6. Gordon KB et al. Phase 3 Trials of Ixekizumab in Moderate-to-Severe Plaque Psoriasis. N Engl J Med 2016; 375:345-356.
7. Reich, Kristian, et al. “Tildrakizumab versus placebo or etanercept for chronic plaque psoriasis (reSURFACE 1 and reSURFACE 2): results from two randomised controlled, phase 3 trials.” The Lancet 390.10091 (2017): 276-288.
8. Puig, Lluís. “Cardiometabolic comorbidities in psoriasis and psoriatic arthritis.” International journal of molecular sciences 19.1 (2018): 58.
9. Mehta, Nehal N., et al. “Attributable risk estimate of severe psoriasis on major cardiovascular events.” The American journal of medicine 124.8 (2011): 775-e1.
10. Jacobi, Arnd, Stephan J. Rustenbach, and Matthias Augustin. “Comorbidity as a predictor for drug survival of biologic therapy in patients with psoriasis.” International journal of dermatology 55.3 (2016): 296-302.
11. Gottlieb et al. “Effect of metabolic syndrome on efficacy and safety in patients with psoriasis treated with etanercept or tildrakizumab: Post hoc analysis of 2 phase 3 clinical studies (reSURFACE 1 and reSURFACE 2)”; Presented at the 28th European Academy of Dermatology and Venerology (EADV) Congress, October 9–13, 2019, Madrid, Spain

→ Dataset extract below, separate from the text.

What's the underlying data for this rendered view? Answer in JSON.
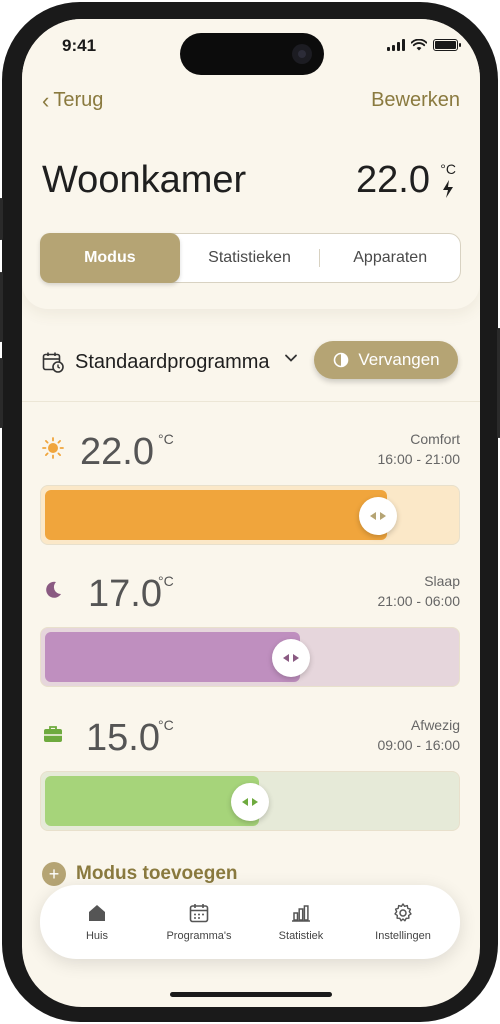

12. Gottlieb et al. “Tildrakizumab Efficacy by Metabolic Syndrome Status in Psoriasis: Post Hoc Analysis of 3-Year Data from the Phase 3 reSURFACE 2 Study”; Presented at the 28th European Academy of Dermatology and Venerology (EADV) Congress, October 9–13, 2019, Madrid, Spain
13. Lebwohl et al. “ Relationship of Serum Glucose to Efficacy and Safety of Tildrakizumab Treatment for Psoriasis in Patients With and Without Metabolic Syndrome from reSURFACE 1 and reSURFACE 2”; Presented at the 28th European Academy of Dermatology and Venerology (EADV) Congress, October 9–13, 2019, Madrid, Spain
14. Lebwohl et al. “Tildrakizumab Efficacy by Metabolic Syndrome Status in Psoriasis: Post Hoc Analysis of 3-Year Data from the Phase 3 reSURFACE 1 Study”; Presented at the 28th European Academy of Dermatology and Venerology (EADV) Congress, October 9–13, 2019, Madrid, Spain
15. Dufour, Justine, et al. “Recent Advances in Evaluating Impact of Biologic Therapy for Moderate-Severe Psoriasis on Cardiovascular Events and Atherosclerotic Plaque Formation.” Journal of Cutaneous Medicine and Surgery 24.2 (2020): 209-210.
16. Elnabawi, Youssef A., et al. “Coronary artery plaque characteristics and treatment with biologic therapy in severe psoriasis: results from a prospective observational study.” Cardiovascular research 115.4 (2019): 721-728.
17. Menter MA, Mehta NN, Lebwohl MG, et al. “The Effect of Tildrakizumab on Cardiometabolic Risk Factors in Psoriasis by Metabolic Syndrome Status: Post Hoc Analysis of Two Phase 3 Trials (ReSURFACE 1 and ReSURFACE 2)”. J Drugs Dermatol. 2020;19(8):703-708. doi:10.36849/JDD.2020.5337
18. Lebwohl MG, Leonardi CL, Mehta NN, et al. Tildrakizumab efficacy and safety are not altered by metabolic syndrome status in patients with psoriasis: Post hoc analysis of 2 phase 3 randomized controlled studies (reSURFACE 1 and reSURFACE 2). J Am Acad Dermatol. 2020;82(2):519-522.
19. Gottlieb, Alice B., and Frank Dann. “Comorbidities in patients with psoriasis.” The American journal of medicine 122.12 (2009): 1150-e1.